Being out of balance is not something I strive for, ... it happens naturally, and systems also naturally try to rebalance. When someone hits someone else, the system gets out of balance. Maybe they have their way in the present, but eventually the “hittee” becomes a “hitter”, and the system teeters and swings.
When we write songs; when we perform or play music with kids and families, we have a chance to go to places that may feel uncomfortable, where we are unsure of ourselves, but it’s being on the upside of the see saw. It’s part of the risky process of living and learning, and doors open for other options to come in, ... solutions and joys that we can’t see, ... yet!
WE CAN BOUNCE
A see-saw can be out of balance
When the big person runs the whole show
If the big person wants to stay down all the time
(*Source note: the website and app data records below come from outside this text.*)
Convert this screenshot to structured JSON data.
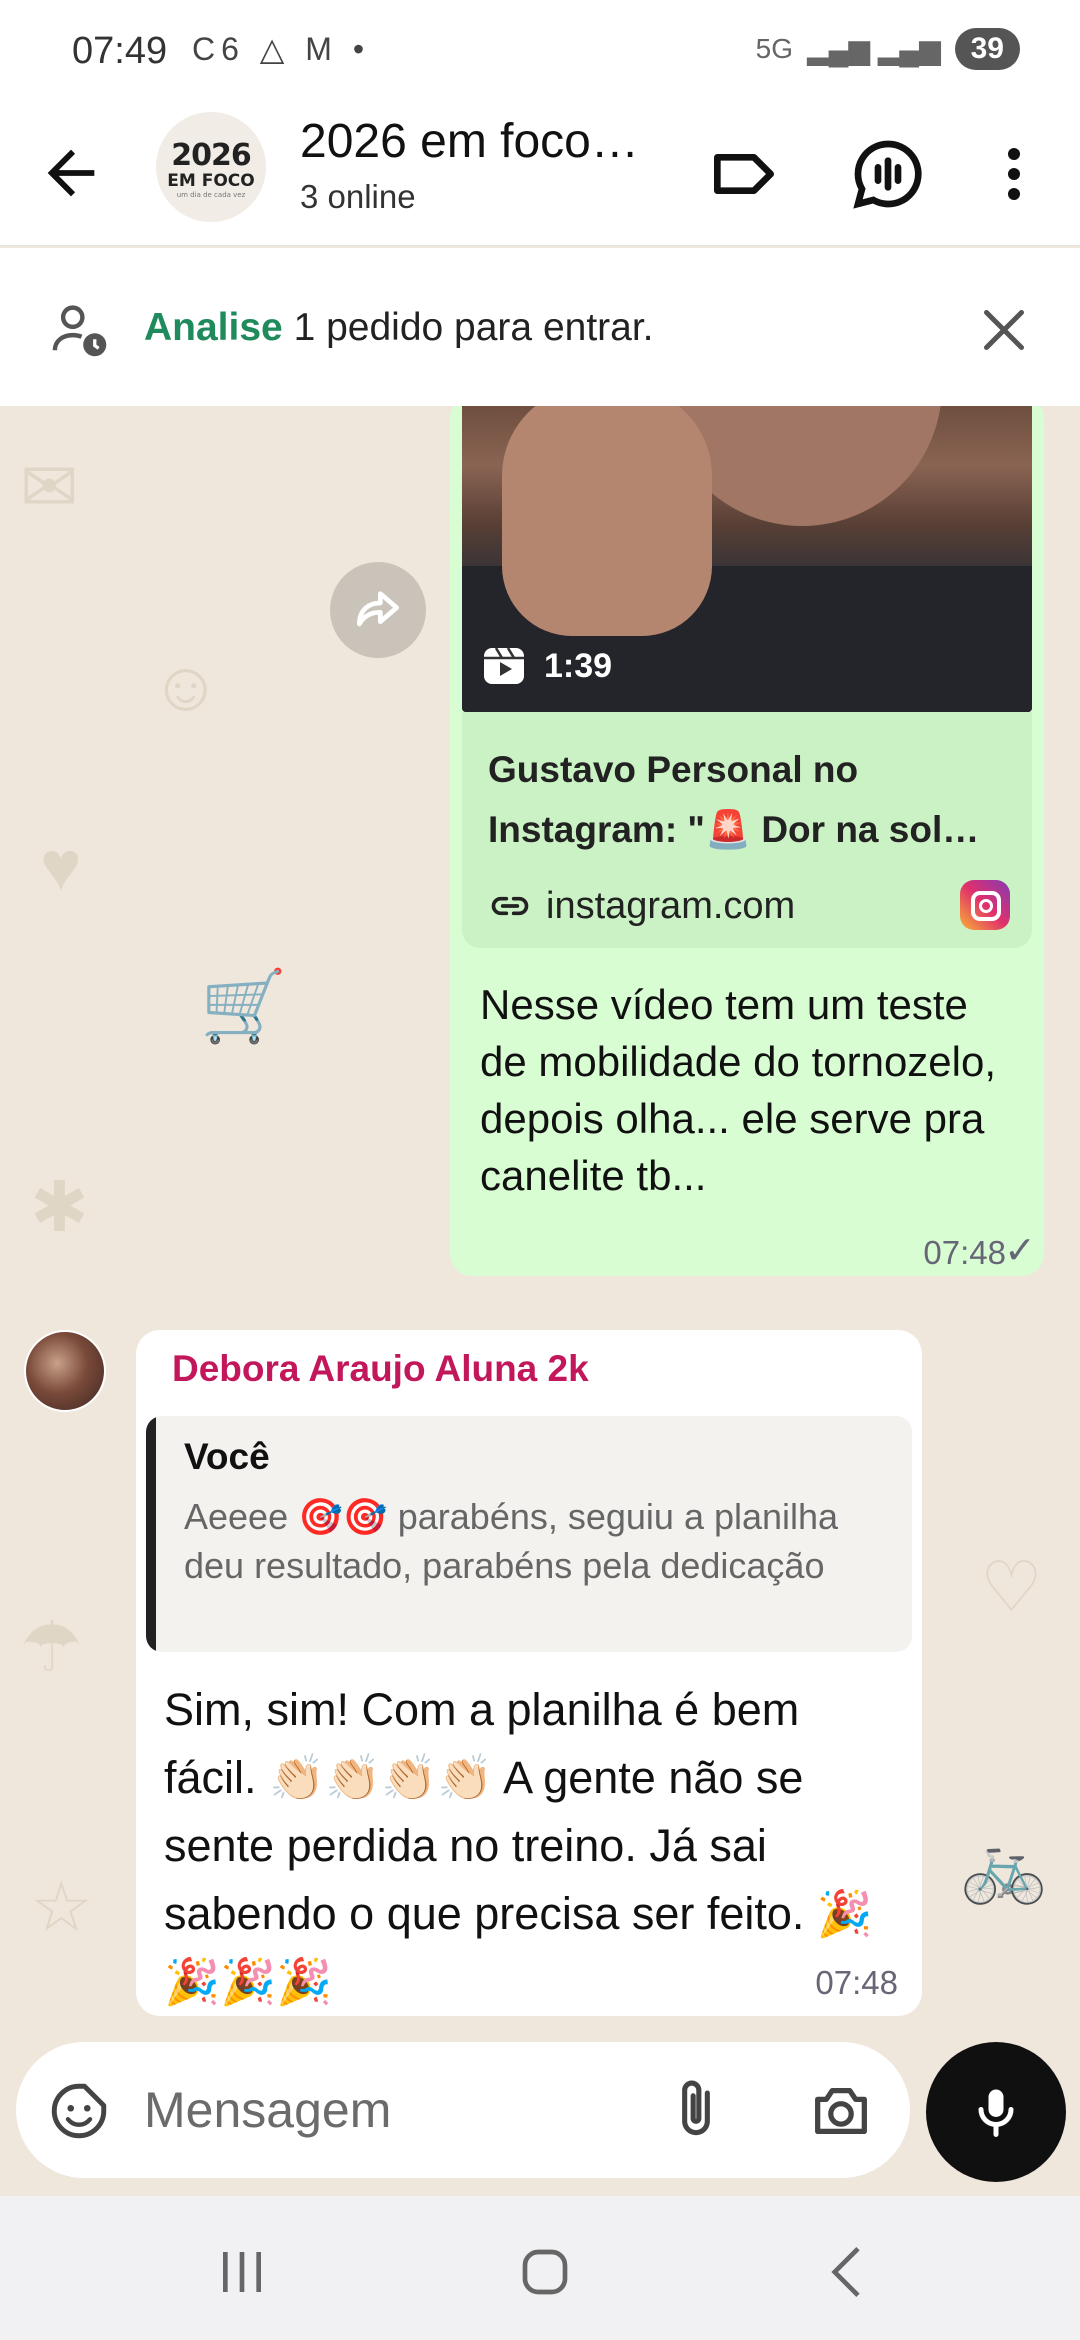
{
  "status_bar": {
    "time": "07:49",
    "left_icons": "C6 △ M •",
    "network": "5G",
    "battery": "39"
  },
  "header": {
    "avatar_line1": "2026",
    "avatar_line2": "EM FOCO",
    "avatar_line3": "um dia de cada vez",
    "title": "2026 em foco…",
    "subtitle": "3 online",
    "icons": [
      "back-arrow-icon",
      "label-tag-icon",
      "voice-chat-icon",
      "more-vert-icon"
    ]
  },
  "join_banner": {
    "action": "Analise",
    "text": " 1 pedido para entrar."
  },
  "messages": {
    "outgoing": {
      "video_duration": "1:39",
      "link_title": "Gustavo Personal no Instagram: \"🚨 Dor na sol…",
      "link_domain": "instagram.com",
      "text": "Nesse vídeo tem um teste de mobilidade do tornozelo, depois olha... ele serve pra canelite tb...",
      "time": "07:48",
      "status": "✓"
    },
    "incoming": {
      "sender": "Debora Araujo Aluna 2k",
      "quote_author": "Você",
      "quote_text": "Aeeee 🎯🎯 parabéns, seguiu a planilha deu resultado, parabéns pela dedicação",
      "text": "Sim, sim! Com a planilha é bem fácil. 👏🏻👏🏻👏🏻👏🏻 A gente não se sente perdida no treino. Já sai sabendo o que precisa ser feito. 🎉🎉🎉🎉",
      "time": "07:48"
    }
  },
  "composer": {
    "placeholder": "Mensagem"
  },
  "colors": {
    "accent_green": "#1f8a5b",
    "outgoing_bubble": "#d8fdd2",
    "sender_name": "#c2185b",
    "chat_background": "#efe7dc"
  }
}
Then the see-saw has no where to go
And if you're stuck high on the upside
You have to stay calm and alert
Cause if that big person's wants to
They could drop you so fast you'd get hurt!
And everyone's life is a see-saw
We have our ups and our downs
Just remember, we all ride together
And if sometimes we crash, ... we can bounce!
Cho: We can bounce! We can bounce!
We can ba-ba-ba-bounce!
We can bounce! We can bounce!
We can bounce!
(repeat with joy!)
Written by Peter Alsop, ©2002, Moose School Music